Poetry Series Closes with Armenian Author Greg Djanikian

Donald M. and Constance H. Rebar Professor in Humanities, Professor of English and Director of Creative Writing Peter Balakian introduced the third and final poet to visit Colgate in conjunction with the 2013 Spring Poetry Series last Wednesday, April 3. Greg Djanikian, who was greeted by loud applause in the Lawrence Hall’s Ho Lecture Room, is famous for his focus on the way in which the Armenian genocide impacted the poet’s family and cultural heritage as well as its effect on his own life of migration first to Egypt and then America. Balakian, whose work also uses familial history to explore the Armenian genocide and cross-cultural exploration, introduced Djanikian’s prose and poetry as “electric energy” and able to “bring sight to insight.” Djanikian, thanking the crowd of students and faculty for their attendance, explained that he writes to “give those who died without the power to share their stories the ability to live within his works.”

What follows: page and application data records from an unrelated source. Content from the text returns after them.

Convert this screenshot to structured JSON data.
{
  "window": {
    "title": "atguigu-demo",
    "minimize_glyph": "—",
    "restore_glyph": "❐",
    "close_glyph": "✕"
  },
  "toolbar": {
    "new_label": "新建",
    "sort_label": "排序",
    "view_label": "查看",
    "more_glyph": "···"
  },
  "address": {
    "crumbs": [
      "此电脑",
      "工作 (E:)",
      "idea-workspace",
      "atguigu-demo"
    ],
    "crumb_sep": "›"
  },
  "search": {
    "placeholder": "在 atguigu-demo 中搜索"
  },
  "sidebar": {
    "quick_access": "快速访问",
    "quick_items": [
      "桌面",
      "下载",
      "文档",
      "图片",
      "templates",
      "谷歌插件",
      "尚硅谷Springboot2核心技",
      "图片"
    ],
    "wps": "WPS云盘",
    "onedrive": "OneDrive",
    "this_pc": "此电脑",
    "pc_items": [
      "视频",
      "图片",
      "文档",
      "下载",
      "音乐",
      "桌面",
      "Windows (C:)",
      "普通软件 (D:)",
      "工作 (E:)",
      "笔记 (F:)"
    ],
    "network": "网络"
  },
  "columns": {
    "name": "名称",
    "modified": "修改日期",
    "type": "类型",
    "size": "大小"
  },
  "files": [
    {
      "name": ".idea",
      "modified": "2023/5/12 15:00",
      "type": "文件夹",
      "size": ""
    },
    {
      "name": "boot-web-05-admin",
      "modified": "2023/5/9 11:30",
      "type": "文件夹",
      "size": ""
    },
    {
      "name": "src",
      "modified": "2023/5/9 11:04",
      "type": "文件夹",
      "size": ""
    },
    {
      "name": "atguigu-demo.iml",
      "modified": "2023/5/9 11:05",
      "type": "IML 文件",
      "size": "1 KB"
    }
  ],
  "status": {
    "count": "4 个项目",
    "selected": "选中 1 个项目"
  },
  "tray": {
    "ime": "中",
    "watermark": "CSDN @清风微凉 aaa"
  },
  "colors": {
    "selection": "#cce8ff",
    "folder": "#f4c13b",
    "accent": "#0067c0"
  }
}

Djanikian’s five books of poems draw inspiration from his childhood in Alexandria, Egypt where he was influenced by grandparents who had fled the violence of Armenia in the early 20th century. His poetry’s descriptions of diaspora relocation and American nostalgia weave together comedy, grief and dislocation as they attempt to come to terms with genocide and its repercussions on a nation. Djanikian’s collections of poetry, “The Man in the Middle,” “Falling Deeply in America,” “About Distance,” “Years Later,” and “So I Will Till the Ground” have appeared in numerous journals including “The American Poetry Review,” “Boulevard,” “The Georgia Review,” “Iowa Review,” “Poetry” and “The Southern Review,”as well as in many anthologies. The acclaimed poet currently directs the creative writing program at the University of Pennsylvania in Philadelphia.

Reading from his most recent work, “So I Will Till the Ground,” Djanikian explained that the writing process for this book of poetry “consumed him” as he struggled to grasp the necessary language to write about the enormity and violence of genocide. The author’s poems discussed a range of compelling and distressing topics, including the dangerous roads taken by deported families, the impossibility of understanding inhumane actions and the feelings of revulsion engendered by gruesome recounts of genocide. Djanikian’s sonorous voice also chronicled more positive topics, such as his family’s movement through Armenia, Alexandria and America, in the poems, “Pyramids of Giza” and “Alexandria: the City of Languages.” Both poems, which took place around 1955, describe the author as a young boy who is enchanted by stories of American vacuum cleaners and New York autumn leaves as well as the familiar, luscious smells and sounds of his youth in Cairo.

Describing his family’s Armenian rituals in their home in Egypt, such as the unrolling of rugs in the fall and listening to his grandfather’s stories while bathing, Djanikian balanced his own memories with the silence of Armenian genocide victims. However, Djanikian expertly weaves these echoes of a lost people with the comforts and growing pains that accompanied his own, new life in America to create a portrait of his past and future life. From an encounter with a January blizzard in “First Winter in America” to a description of a teenage sexual experience with a first girlfriend during Neil Armstrong’s moon landing, Djanikian’s poetry successfully explores how a person molds their own identity with the “weight of genealogy and blood” pushing against them.